→ Information provided
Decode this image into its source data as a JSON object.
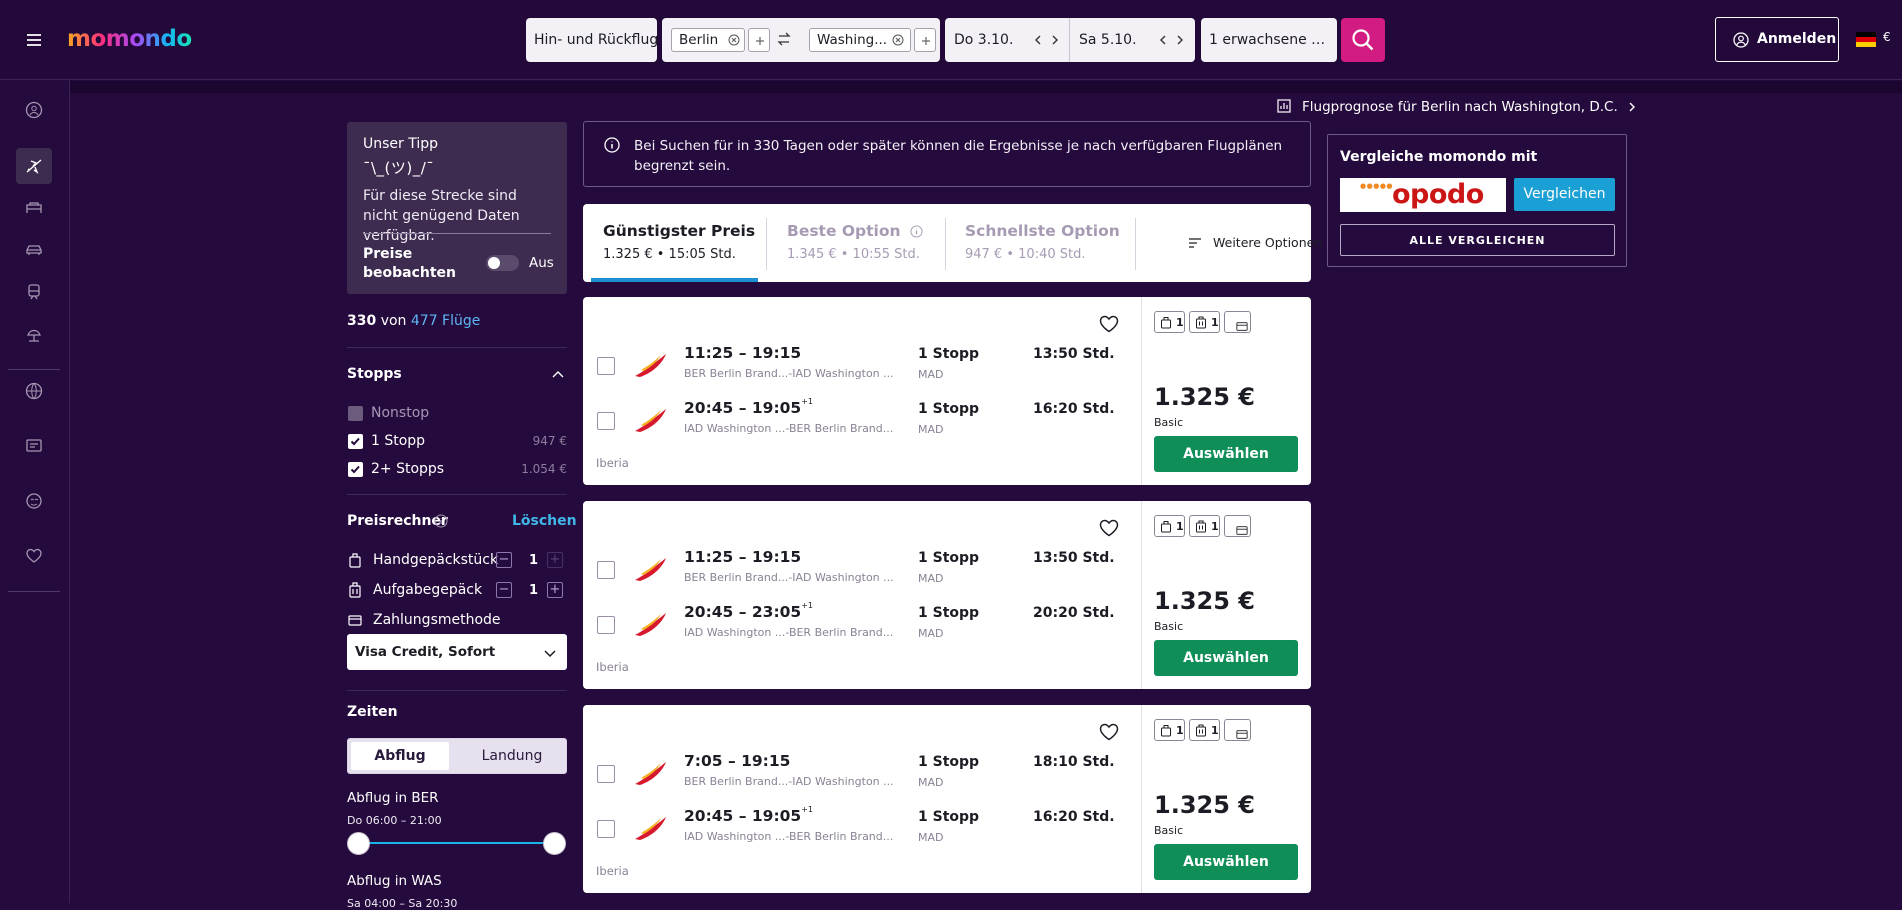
{
  "brand": {
    "logo_text": "momondo",
    "accent": "#d31c81",
    "select_green": "#108e58",
    "link_blue": "#41b7e9"
  },
  "search": {
    "trip_type": "Hin- und Rückflug",
    "origin": "Berlin",
    "destination": "Washing...",
    "depart_date": "Do 3.10.",
    "return_date": "Sa 5.10.",
    "passengers": "1 erwachsene Pe..."
  },
  "header": {
    "sign_in": "Anmelden",
    "currency": "€"
  },
  "rail": [
    "info-icon",
    "flights-icon",
    "hotels-icon",
    "cars-icon",
    "trains-icon",
    "packages-icon",
    "explore-icon",
    "trips-icon",
    "travel-guides-icon",
    "saved-icon"
  ],
  "forecast": {
    "label": "Flugprognose für Berlin nach Washington, D.C."
  },
  "tip": {
    "title": "Unser Tipp",
    "emoji": "¯\\_(ツ)_/¯",
    "text": "Für diese Strecke sind nicht genügend Daten verfügbar.",
    "watch_label": "Preise beobachten",
    "toggle_state": "Aus"
  },
  "results_count": {
    "shown": "330",
    "von": "von",
    "total": "477 Flüge"
  },
  "filters": {
    "stops": {
      "title": "Stopps",
      "options": [
        {
          "label": "Nonstop",
          "price": "",
          "checked": false,
          "disabled": true
        },
        {
          "label": "1 Stopp",
          "price": "947 €",
          "checked": true,
          "disabled": false
        },
        {
          "label": "2+ Stopps",
          "price": "1.054 €",
          "checked": true,
          "disabled": false
        }
      ]
    },
    "price_calc": {
      "title": "Preisrechner",
      "clear": "Löschen",
      "carry_on": {
        "label": "Handgepäckstück",
        "value": "1"
      },
      "checked_bag": {
        "label": "Aufgabegepäck",
        "value": "1"
      },
      "payment_label": "Zahlungsmethode",
      "payment_value": "Visa Credit, Sofort"
    },
    "times": {
      "title": "Zeiten",
      "tabs": [
        "Abflug",
        "Landung"
      ],
      "active_tab": "Abflug",
      "sliders": [
        {
          "label": "Abflug in BER",
          "range": "Do 06:00 – 21:00"
        },
        {
          "label": "Abflug in WAS",
          "range": "Sa 04:00 – Sa 20:30"
        }
      ]
    }
  },
  "notice": "Bei Suchen für in 330 Tagen oder später können die Ergebnisse je nach verfügbaren Flugplänen begrenzt sein.",
  "sort": {
    "tabs": [
      {
        "title": "Günstigster Preis",
        "sub": "1.325 € • 15:05 Std.",
        "active": true
      },
      {
        "title": "Beste Option",
        "sub": "1.345 € • 10:55 Std.",
        "active": false
      },
      {
        "title": "Schnellste Option",
        "sub": "947 € • 10:40 Std.",
        "active": false
      }
    ],
    "more": "Weitere Optionen"
  },
  "results": [
    {
      "legs": [
        {
          "time": "11:25 – 19:15",
          "plus": "",
          "route": "BER Berlin Brand...-IAD Washington ...",
          "stops": "1 Stopp",
          "via": "MAD",
          "duration": "13:50 Std."
        },
        {
          "time": "20:45 – 19:05",
          "plus": "+1",
          "route": "IAD Washington ...-BER Berlin Brand...",
          "stops": "1 Stopp",
          "via": "MAD",
          "duration": "16:20 Std."
        }
      ],
      "airline": "Iberia",
      "carry_on": "1",
      "checked": "1",
      "price": "1.325 €",
      "fare": "Basic",
      "select": "Auswählen"
    },
    {
      "legs": [
        {
          "time": "11:25 – 19:15",
          "plus": "",
          "route": "BER Berlin Brand...-IAD Washington ...",
          "stops": "1 Stopp",
          "via": "MAD",
          "duration": "13:50 Std."
        },
        {
          "time": "20:45 – 23:05",
          "plus": "+1",
          "route": "IAD Washington ...-BER Berlin Brand...",
          "stops": "1 Stopp",
          "via": "MAD",
          "duration": "20:20 Std."
        }
      ],
      "airline": "Iberia",
      "carry_on": "1",
      "checked": "1",
      "price": "1.325 €",
      "fare": "Basic",
      "select": "Auswählen"
    },
    {
      "legs": [
        {
          "time": "7:05 – 19:15",
          "plus": "",
          "route": "BER Berlin Brand...-IAD Washington ...",
          "stops": "1 Stopp",
          "via": "MAD",
          "duration": "18:10 Std."
        },
        {
          "time": "20:45 – 19:05",
          "plus": "+1",
          "route": "IAD Washington ...-BER Berlin Brand...",
          "stops": "1 Stopp",
          "via": "MAD",
          "duration": "16:20 Std."
        }
      ],
      "airline": "Iberia",
      "carry_on": "1",
      "checked": "1",
      "price": "1.325 €",
      "fare": "Basic",
      "select": "Auswählen"
    }
  ],
  "compare": {
    "title": "Vergleiche momondo mit",
    "partner": "opodo",
    "compare_btn": "Vergleichen",
    "compare_all": "ALLE VERGLEICHEN"
  }
}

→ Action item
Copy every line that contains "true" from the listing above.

→ Response
          "disabled": true
          "checked": true,
          "checked": true,
        "active": true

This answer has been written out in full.